  17. Jeon HJ, Park YC, Lee JN, Bae JS. Popliteal sciatic nerve block versus spinal anesthesia in hallux valgus surgery. Korean J Anesthesiol. 2013;64:321-6.
  18. Lewis SR, Price A, Walker KJ, McGrattan K, Smith AF. Ultrasound guidance for upper and lower limb blocks. Cochrane Database Syst Rev. 2015;2015:CD006459.
  19. Marhofer P, Harrop-Griffiths W, Kettner SC, Kirchmair L. Fifteen years of ultrasound guidance in regional anaesthesia: part 1. Br J Anaesth. 2010;104:538-46.
  20. Marhofer P, Greher M, Kapral S. Ultrasound guidance in regional anaesthesia. Br J Anaesth. 2005;94:7-17.
  21. Hadzic A, Dewaele S, Gandhi K, Santos A. Volume and dose of local anesthetic necessary to block the axillary brachial plexus using ultrasound guidance. Anesthesiology. 2009;111:8-9.
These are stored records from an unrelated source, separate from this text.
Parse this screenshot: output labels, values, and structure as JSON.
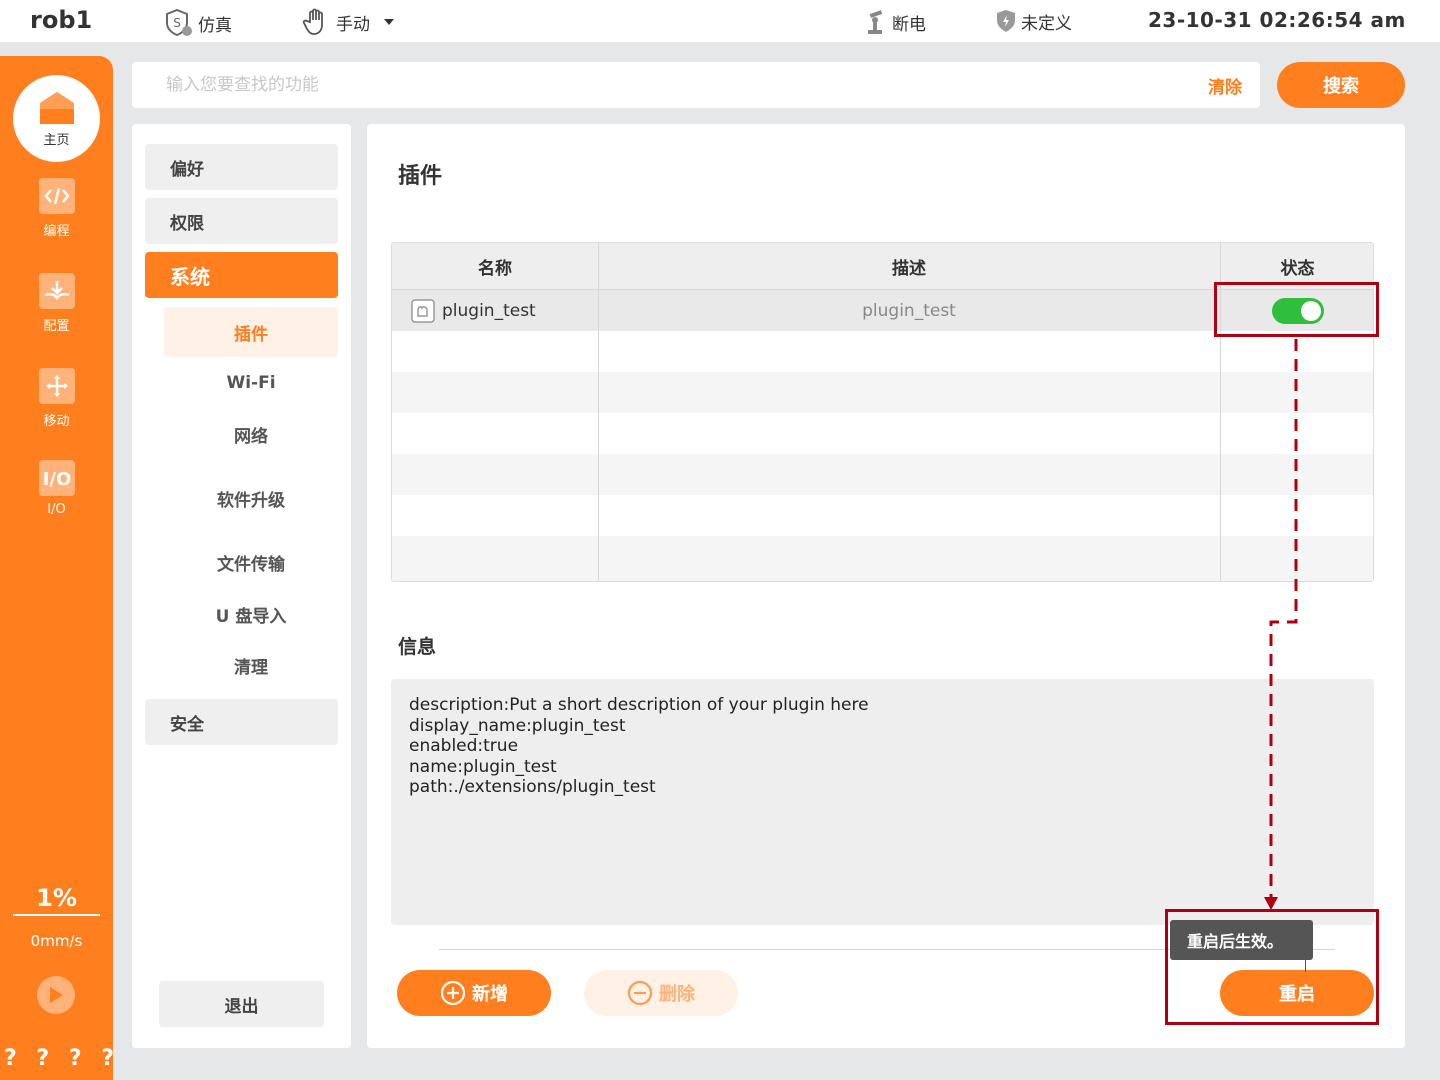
{
  "topbar": {
    "robot_name": "rob1",
    "sim_label": "仿真",
    "mode_label": "手动",
    "power_label": "断电",
    "safety_label": "未定义",
    "datetime": "23-10-31 02:26:54 am"
  },
  "leftnav": {
    "home": "主页",
    "items": [
      {
        "label": "编程",
        "icon": "code-icon"
      },
      {
        "label": "配置",
        "icon": "download-book-icon"
      },
      {
        "label": "移动",
        "icon": "move-arrows-icon"
      },
      {
        "label": "I/O",
        "icon": "io-icon"
      }
    ],
    "speed_percent": "1%",
    "speed_mm": "0mm/s",
    "bottom_marks": [
      "?",
      "?",
      "?",
      "?"
    ]
  },
  "search": {
    "placeholder": "输入您要查找的功能",
    "clear_label": "清除",
    "search_label": "搜索"
  },
  "menu": {
    "items": [
      "偏好",
      "权限",
      "系统",
      "安全"
    ],
    "subitems": [
      "插件",
      "Wi-Fi",
      "网络",
      "软件升级",
      "文件传输",
      "U 盘导入",
      "清理"
    ],
    "logout": "退出"
  },
  "main": {
    "title": "插件",
    "columns": [
      "名称",
      "描述",
      "状态"
    ],
    "rows": [
      {
        "name": "plugin_test",
        "description": "plugin_test",
        "enabled": true
      }
    ],
    "info_title": "信息",
    "info_lines": [
      "description:Put a short description of your plugin here",
      "display_name:plugin_test",
      "enabled:true",
      "name:plugin_test",
      "path:./extensions/plugin_test"
    ],
    "add_label": "新增",
    "delete_label": "删除",
    "restart_label": "重启",
    "tooltip": "重启后生效。"
  },
  "colors": {
    "accent": "#ff7f1e",
    "accent_light": "#fff1e5",
    "toggle_on": "#2fbf3c",
    "annotation": "#b00010"
  }
}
  22. Stone A, Goldsmith AJ, Pozner CN, Vlassakov K. Ultrasound-guided regional anesthesia in the emergency department: an argument for multidisciplinary collaboration to increase access while maintaining quality and standards. Reg Anesth Pain Med. 2021;46:820-1.
  23. Fuzier R, Tissot B, Mercier-Fuzier V, Barbero C, Caussade D, Mengelle F, et al. Evaluation de l’utilisation de l’anesthésie locorégionale dans un service d’urgence [Evaluation of regional anesthesia procedure in an emergency department]. Ann Fr Anesth Reanim. 2002;21:193-7.
  24. Malik A, Thom S, Haber, B, Sarani N, Ottenhoff J, Jackson B, et al. Regional Anesthesia in the Emergency Department: an Overview of Common Nerve Block Techniques and Recent Literature. Curr Emerg Hosp Med Rep. 2022;10:54-66.